Jopling is a very physical character; the grit with which he dons his skis fully implies some talent there. Meanwhile, Zero is from the desert (probably, given his experience during the “Desert Uprising”). Gustav isn’t really the skiing type. They also don’t have any skis. The absurd idea of two novices on a decorative sled chasing a trained killer on skis down a mountain necessitates a break from reality. The stop motion animation has a cartoon-ish aspect to it that reflects the hilarity and surreal nature of the scenes.
Stop motion is used in a few other scenes, all involving motion. The Funicular to the hotel, and the gondola to the monastery are animated with stop motion.

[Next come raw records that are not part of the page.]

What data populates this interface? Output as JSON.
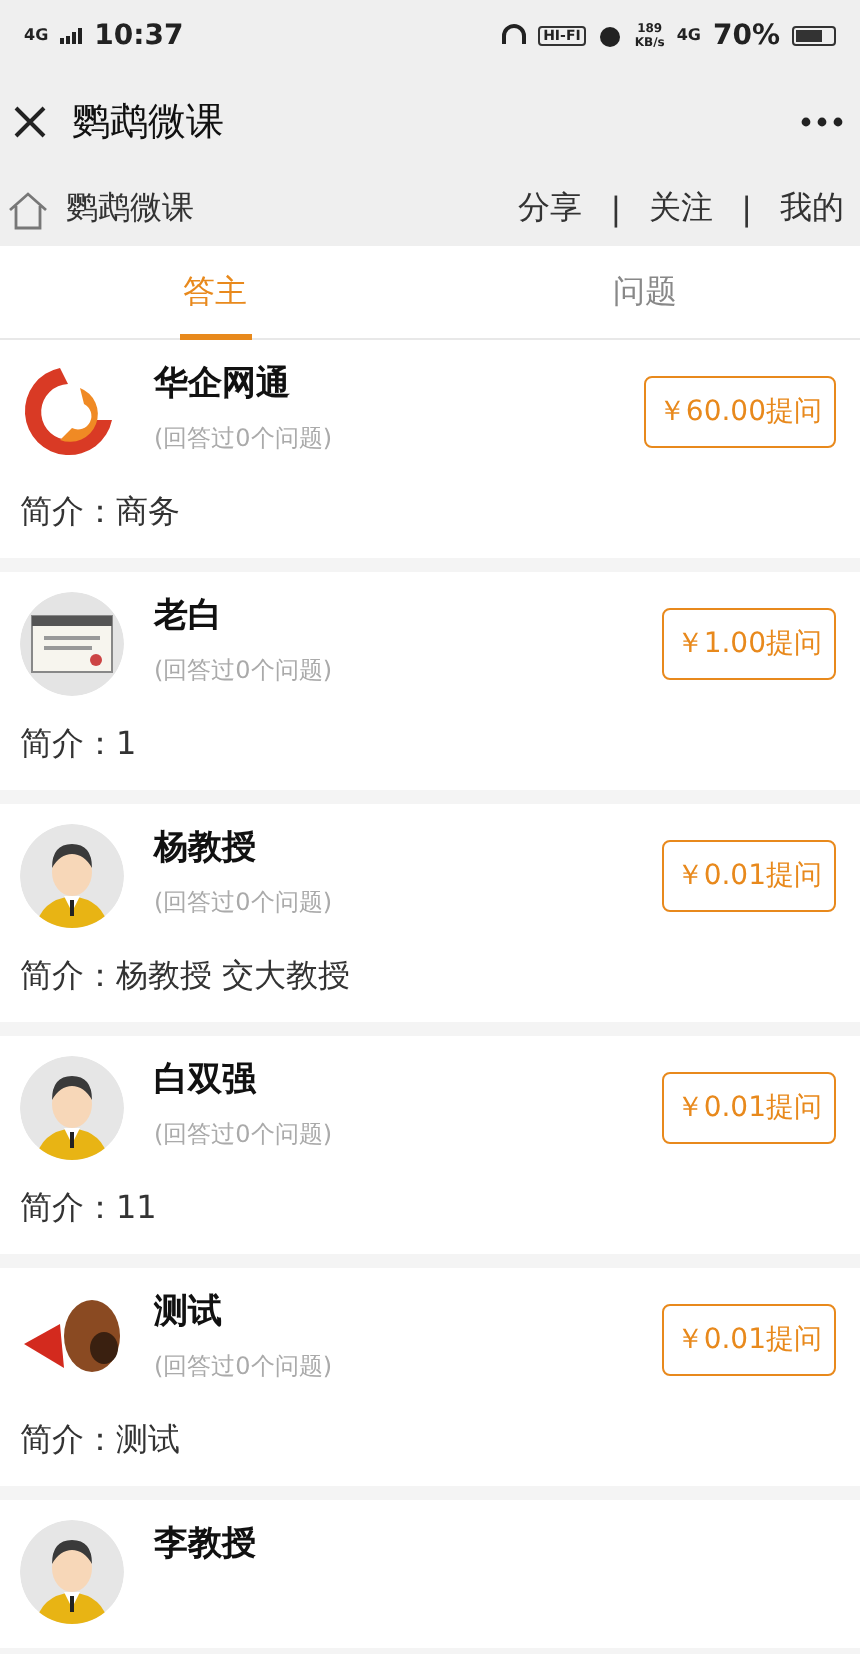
{
  "status_bar": {
    "network": "4G",
    "time": "10:37",
    "hifi": "HI-FI",
    "speed": "189",
    "speed_unit": "KB/s",
    "network_right": "4G",
    "battery": "70%"
  },
  "title_bar": {
    "title": "鹦鹉微课"
  },
  "nav": {
    "home_label": "鹦鹉微课",
    "items": [
      {
        "kind": "link",
        "text": "分享"
      },
      {
        "kind": "separator",
        "text": "|"
      },
      {
        "kind": "link",
        "text": "关注"
      },
      {
        "kind": "separator",
        "text": "|"
      },
      {
        "kind": "link",
        "text": "我的"
      }
    ]
  },
  "tabs": [
    {
      "label": "答主",
      "selected": true
    },
    {
      "label": "问题",
      "selected": false
    }
  ],
  "experts": [
    {
      "kind": "logo",
      "name": "华企网通",
      "answered": "(回答过0个问题)",
      "price": "￥60.00提问",
      "intro": "简介：商务"
    },
    {
      "kind": "document",
      "name": "老白",
      "answered": "(回答过0个问题)",
      "price": "￥1.00提问",
      "intro": "简介：1"
    },
    {
      "kind": "person",
      "name": "杨教授",
      "answered": "(回答过0个问题)",
      "price": "￥0.01提问",
      "intro": "简介：杨教授 交大教授"
    },
    {
      "kind": "person",
      "name": "白双强",
      "answered": "(回答过0个问题)",
      "price": "￥0.01提问",
      "intro": "简介：11"
    },
    {
      "kind": "dog",
      "name": "测试",
      "answered": "(回答过0个问题)",
      "price": "￥0.01提问",
      "intro": "简介：测试"
    },
    {
      "kind": "person",
      "name": "李教授"
    }
  ]
}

Maybe this is due to real life constraints (e.g. budget), but the journey to the monastery is also ridiculous enough to warrant a departure from reality.
Wes Anderson released a full-length “claymation” movie called Fantastic Mr. Fox, so he has experience working with stop motion. His next movie, Isle of Dogs, appears to be entirely in stop motion. The often surreally colorful set design of The Grand Budapest Hotel meshes well with the stop motion style.
What is with the use of language? Almost no one speaks with an accent, unless they are saying someone else’s name. Everyone speaks English.
Why set the film in a fake Eastern European country?